_WHAT THE TASK REQUIRES_
Set down each line of the data below exactly.

■ ■ ■ ■ ■

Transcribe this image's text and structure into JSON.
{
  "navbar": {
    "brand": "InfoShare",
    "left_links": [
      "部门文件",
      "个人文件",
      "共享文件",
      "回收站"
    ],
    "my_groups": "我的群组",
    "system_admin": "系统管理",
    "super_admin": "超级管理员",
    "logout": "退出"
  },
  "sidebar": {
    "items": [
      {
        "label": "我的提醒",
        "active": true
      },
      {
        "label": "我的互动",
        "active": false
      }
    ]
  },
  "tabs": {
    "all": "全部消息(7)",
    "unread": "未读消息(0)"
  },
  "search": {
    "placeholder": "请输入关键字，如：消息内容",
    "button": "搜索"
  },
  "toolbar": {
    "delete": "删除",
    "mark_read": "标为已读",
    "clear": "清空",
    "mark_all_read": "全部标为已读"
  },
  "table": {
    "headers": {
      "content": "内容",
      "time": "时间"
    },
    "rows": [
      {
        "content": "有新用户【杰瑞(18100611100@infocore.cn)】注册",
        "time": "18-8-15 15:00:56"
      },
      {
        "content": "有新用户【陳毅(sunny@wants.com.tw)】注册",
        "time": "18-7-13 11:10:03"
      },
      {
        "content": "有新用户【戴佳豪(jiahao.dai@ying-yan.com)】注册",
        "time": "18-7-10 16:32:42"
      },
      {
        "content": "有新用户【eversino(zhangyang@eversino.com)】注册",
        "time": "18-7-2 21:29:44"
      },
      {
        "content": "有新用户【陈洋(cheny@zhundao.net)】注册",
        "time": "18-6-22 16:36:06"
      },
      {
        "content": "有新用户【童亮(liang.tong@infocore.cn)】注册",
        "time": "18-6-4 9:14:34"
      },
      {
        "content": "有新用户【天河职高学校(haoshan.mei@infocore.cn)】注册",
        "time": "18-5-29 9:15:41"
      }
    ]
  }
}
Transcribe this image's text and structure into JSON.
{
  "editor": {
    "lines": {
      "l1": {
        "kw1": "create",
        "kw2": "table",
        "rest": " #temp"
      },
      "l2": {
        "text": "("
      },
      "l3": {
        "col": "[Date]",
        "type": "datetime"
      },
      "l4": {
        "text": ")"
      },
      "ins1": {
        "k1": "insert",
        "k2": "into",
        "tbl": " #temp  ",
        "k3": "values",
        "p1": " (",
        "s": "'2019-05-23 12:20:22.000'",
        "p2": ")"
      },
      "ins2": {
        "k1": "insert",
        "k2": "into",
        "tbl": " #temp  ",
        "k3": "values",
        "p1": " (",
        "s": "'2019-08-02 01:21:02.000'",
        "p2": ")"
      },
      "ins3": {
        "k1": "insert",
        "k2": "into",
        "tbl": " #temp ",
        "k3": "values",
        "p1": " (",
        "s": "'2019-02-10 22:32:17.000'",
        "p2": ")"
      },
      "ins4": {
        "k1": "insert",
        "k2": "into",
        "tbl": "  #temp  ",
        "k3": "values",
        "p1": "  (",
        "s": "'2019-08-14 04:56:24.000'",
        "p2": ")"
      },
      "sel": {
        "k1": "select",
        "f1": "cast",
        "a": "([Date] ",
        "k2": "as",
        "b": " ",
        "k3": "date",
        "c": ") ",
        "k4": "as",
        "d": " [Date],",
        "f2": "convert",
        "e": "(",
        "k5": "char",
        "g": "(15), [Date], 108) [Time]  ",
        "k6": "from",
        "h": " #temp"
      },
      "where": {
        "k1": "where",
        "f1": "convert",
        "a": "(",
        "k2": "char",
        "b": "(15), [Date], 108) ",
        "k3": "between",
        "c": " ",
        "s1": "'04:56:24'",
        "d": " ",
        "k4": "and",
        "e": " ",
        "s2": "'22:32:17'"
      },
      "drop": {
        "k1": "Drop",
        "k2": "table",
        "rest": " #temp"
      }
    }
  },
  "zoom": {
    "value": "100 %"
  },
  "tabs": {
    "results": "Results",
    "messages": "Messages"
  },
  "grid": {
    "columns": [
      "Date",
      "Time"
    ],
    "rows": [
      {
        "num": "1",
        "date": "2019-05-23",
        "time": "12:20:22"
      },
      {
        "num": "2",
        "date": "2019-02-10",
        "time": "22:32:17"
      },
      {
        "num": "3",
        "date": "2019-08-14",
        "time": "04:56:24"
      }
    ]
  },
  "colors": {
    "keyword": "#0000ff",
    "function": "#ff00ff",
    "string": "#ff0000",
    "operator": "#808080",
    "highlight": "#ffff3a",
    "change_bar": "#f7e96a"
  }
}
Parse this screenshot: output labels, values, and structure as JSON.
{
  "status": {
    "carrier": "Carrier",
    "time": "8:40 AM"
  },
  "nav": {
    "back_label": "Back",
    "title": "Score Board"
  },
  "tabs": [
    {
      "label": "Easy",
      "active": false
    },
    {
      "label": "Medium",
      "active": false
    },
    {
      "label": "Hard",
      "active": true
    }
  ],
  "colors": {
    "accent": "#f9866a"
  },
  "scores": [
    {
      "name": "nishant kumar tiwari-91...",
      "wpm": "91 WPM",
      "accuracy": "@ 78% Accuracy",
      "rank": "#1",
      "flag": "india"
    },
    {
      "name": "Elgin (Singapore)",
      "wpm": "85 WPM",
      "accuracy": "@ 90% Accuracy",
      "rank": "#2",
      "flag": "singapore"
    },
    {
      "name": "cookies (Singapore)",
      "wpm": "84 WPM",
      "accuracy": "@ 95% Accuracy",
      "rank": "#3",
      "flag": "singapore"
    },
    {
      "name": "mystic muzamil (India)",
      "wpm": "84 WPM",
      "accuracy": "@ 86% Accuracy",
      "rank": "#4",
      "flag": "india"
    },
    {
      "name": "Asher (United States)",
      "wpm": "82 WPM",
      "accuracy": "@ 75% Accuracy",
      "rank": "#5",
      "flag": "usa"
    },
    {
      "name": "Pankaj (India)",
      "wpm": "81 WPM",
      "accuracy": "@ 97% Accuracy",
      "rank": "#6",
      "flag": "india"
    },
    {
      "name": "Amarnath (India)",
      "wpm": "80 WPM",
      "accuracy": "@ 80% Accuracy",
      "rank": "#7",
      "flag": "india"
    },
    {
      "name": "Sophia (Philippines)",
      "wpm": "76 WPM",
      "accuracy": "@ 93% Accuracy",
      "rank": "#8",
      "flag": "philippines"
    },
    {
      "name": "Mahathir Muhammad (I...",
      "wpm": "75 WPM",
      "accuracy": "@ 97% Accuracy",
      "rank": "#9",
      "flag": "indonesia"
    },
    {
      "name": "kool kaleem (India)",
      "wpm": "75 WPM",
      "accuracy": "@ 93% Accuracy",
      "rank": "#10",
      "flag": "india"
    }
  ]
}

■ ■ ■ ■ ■

_ANSWER SECTION_
Transcribe this image's text and structure into JSON.
{
  "navbar": {
    "brand": "InfoShare",
    "left_links": [
      "部门文件",
      "个人文件",
      "共享文件",
      "回收站"
    ],
    "my_groups": "我的群组",
    "system_admin": "系统管理",
    "super_admin": "超级管理员",
    "logout": "退出"
  },
  "sidebar": {
    "items": [
      {
        "label": "我的提醒",
        "active": true
      },
      {
        "label": "我的互动",
        "active": false
      }
    ]
  },
  "tabs": {
    "all": "全部消息(7)",
    "unread": "未读消息(0)"
  },
  "search": {
    "placeholder": "请输入关键字，如：消息内容",
    "button": "搜索"
  },
  "toolbar": {
    "delete": "删除",
    "mark_read": "标为已读",
    "clear": "清空",
    "mark_all_read": "全部标为已读"
  },
  "table": {
    "headers": {
      "content": "内容",
      "time": "时间"
    },
    "rows": [
      {
        "content": "有新用户【杰瑞(18100611100@infocore.cn)】注册",
        "time": "18-8-15 15:00:56"
      },
      {
        "content": "有新用户【陳毅(sunny@wants.com.tw)】注册",
        "time": "18-7-13 11:10:03"
      },
      {
        "content": "有新用户【戴佳豪(jiahao.dai@ying-yan.com)】注册",
        "time": "18-7-10 16:32:42"
      },
      {
        "content": "有新用户【eversino(zhangyang@eversino.com)】注册",
        "time": "18-7-2 21:29:44"
      },
      {
        "content": "有新用户【陈洋(cheny@zhundao.net)】注册",
        "time": "18-6-22 16:36:06"
      },
      {
        "content": "有新用户【童亮(liang.tong@infocore.cn)】注册",
        "time": "18-6-4 9:14:34"
      },
      {
        "content": "有新用户【天河职高学校(haoshan.mei@infocore.cn)】注册",
        "time": "18-5-29 9:15:41"
      }
    ]
  }
}
Transcribe this image's text and structure into JSON.
{
  "editor": {
    "lines": {
      "l1": {
        "kw1": "create",
        "kw2": "table",
        "rest": " #temp"
      },
      "l2": {
        "text": "("
      },
      "l3": {
        "col": "[Date]",
        "type": "datetime"
      },
      "l4": {
        "text": ")"
      },
      "ins1": {
        "k1": "insert",
        "k2": "into",
        "tbl": " #temp  ",
        "k3": "values",
        "p1": " (",
        "s": "'2019-05-23 12:20:22.000'",
        "p2": ")"
      },
      "ins2": {
        "k1": "insert",
        "k2": "into",
        "tbl": " #temp  ",
        "k3": "values",
        "p1": " (",
        "s": "'2019-08-02 01:21:02.000'",
        "p2": ")"
      },
      "ins3": {
        "k1": "insert",
        "k2": "into",
        "tbl": " #temp ",
        "k3": "values",
        "p1": " (",
        "s": "'2019-02-10 22:32:17.000'",
        "p2": ")"
      },
      "ins4": {
        "k1": "insert",
        "k2": "into",
        "tbl": "  #temp  ",
        "k3": "values",
        "p1": "  (",
        "s": "'2019-08-14 04:56:24.000'",
        "p2": ")"
      },
      "sel": {
        "k1": "select",
        "f1": "cast",
        "a": "([Date] ",
        "k2": "as",
        "b": " ",
        "k3": "date",
        "c": ") ",
        "k4": "as",
        "d": " [Date],",
        "f2": "convert",
        "e": "(",
        "k5": "char",
        "g": "(15), [Date], 108) [Time]  ",
        "k6": "from",
        "h": " #temp"
      },
      "where": {
        "k1": "where",
        "f1": "convert",
        "a": "(",
        "k2": "char",
        "b": "(15), [Date], 108) ",
        "k3": "between",
        "c": " ",
        "s1": "'04:56:24'",
        "d": " ",
        "k4": "and",
        "e": " ",
        "s2": "'22:32:17'"
      },
      "drop": {
        "k1": "Drop",
        "k2": "table",
        "rest": " #temp"
      }
    }
  },
  "zoom": {
    "value": "100 %"
  },
  "tabs": {
    "results": "Results",
    "messages": "Messages"
  },
  "grid": {
    "columns": [
      "Date",
      "Time"
    ],
    "rows": [
      {
        "num": "1",
        "date": "2019-05-23",
        "time": "12:20:22"
      },
      {
        "num": "2",
        "date": "2019-02-10",
        "time": "22:32:17"
      },
      {
        "num": "3",
        "date": "2019-08-14",
        "time": "04:56:24"
      }
    ]
  },
  "colors": {
    "keyword": "#0000ff",
    "function": "#ff00ff",
    "string": "#ff0000",
    "operator": "#808080",
    "highlight": "#ffff3a",
    "change_bar": "#f7e96a"
  }
}
Parse this screenshot: output labels, values, and structure as JSON.
{
  "status": {
    "carrier": "Carrier",
    "time": "8:40 AM"
  },
  "nav": {
    "back_label": "Back",
    "title": "Score Board"
  },
  "tabs": [
    {
      "label": "Easy",
      "active": false
    },
    {
      "label": "Medium",
      "active": false
    },
    {
      "label": "Hard",
      "active": true
    }
  ],
  "colors": {
    "accent": "#f9866a"
  },
  "scores": [
    {
      "name": "nishant kumar tiwari-91...",
      "wpm": "91 WPM",
      "accuracy": "@ 78% Accuracy",
      "rank": "#1",
      "flag": "india"
    },
    {
      "name": "Elgin (Singapore)",
      "wpm": "85 WPM",
      "accuracy": "@ 90% Accuracy",
      "rank": "#2",
      "flag": "singapore"
    },
    {
      "name": "cookies (Singapore)",
      "wpm": "84 WPM",
      "accuracy": "@ 95% Accuracy",
      "rank": "#3",
      "flag": "singapore"
    },
    {
      "name": "mystic muzamil (India)",
      "wpm": "84 WPM",
      "accuracy": "@ 86% Accuracy",
      "rank": "#4",
      "flag": "india"
    },
    {
      "name": "Asher (United States)",
      "wpm": "82 WPM",
      "accuracy": "@ 75% Accuracy",
      "rank": "#5",
      "flag": "usa"
    },
    {
      "name": "Pankaj (India)",
      "wpm": "81 WPM",
      "accuracy": "@ 97% Accuracy",
      "rank": "#6",
      "flag": "india"
    },
    {
      "name": "Amarnath (India)",
      "wpm": "80 WPM",
      "accuracy": "@ 80% Accuracy",
      "rank": "#7",
      "flag": "india"
    },
    {
      "name": "Sophia (Philippines)",
      "wpm": "76 WPM",
      "accuracy": "@ 93% Accuracy",
      "rank": "#8",
      "flag": "philippines"
    },
    {
      "name": "Mahathir Muhammad (I...",
      "wpm": "75 WPM",
      "accuracy": "@ 97% Accuracy",
      "rank": "#9",
      "flag": "indonesia"
    },
    {
      "name": "kool kaleem (India)",
      "wpm": "75 WPM",
      "accuracy": "@ 93% Accuracy",
      "rank": "#10",
      "flag": "india"
    }
  ]
}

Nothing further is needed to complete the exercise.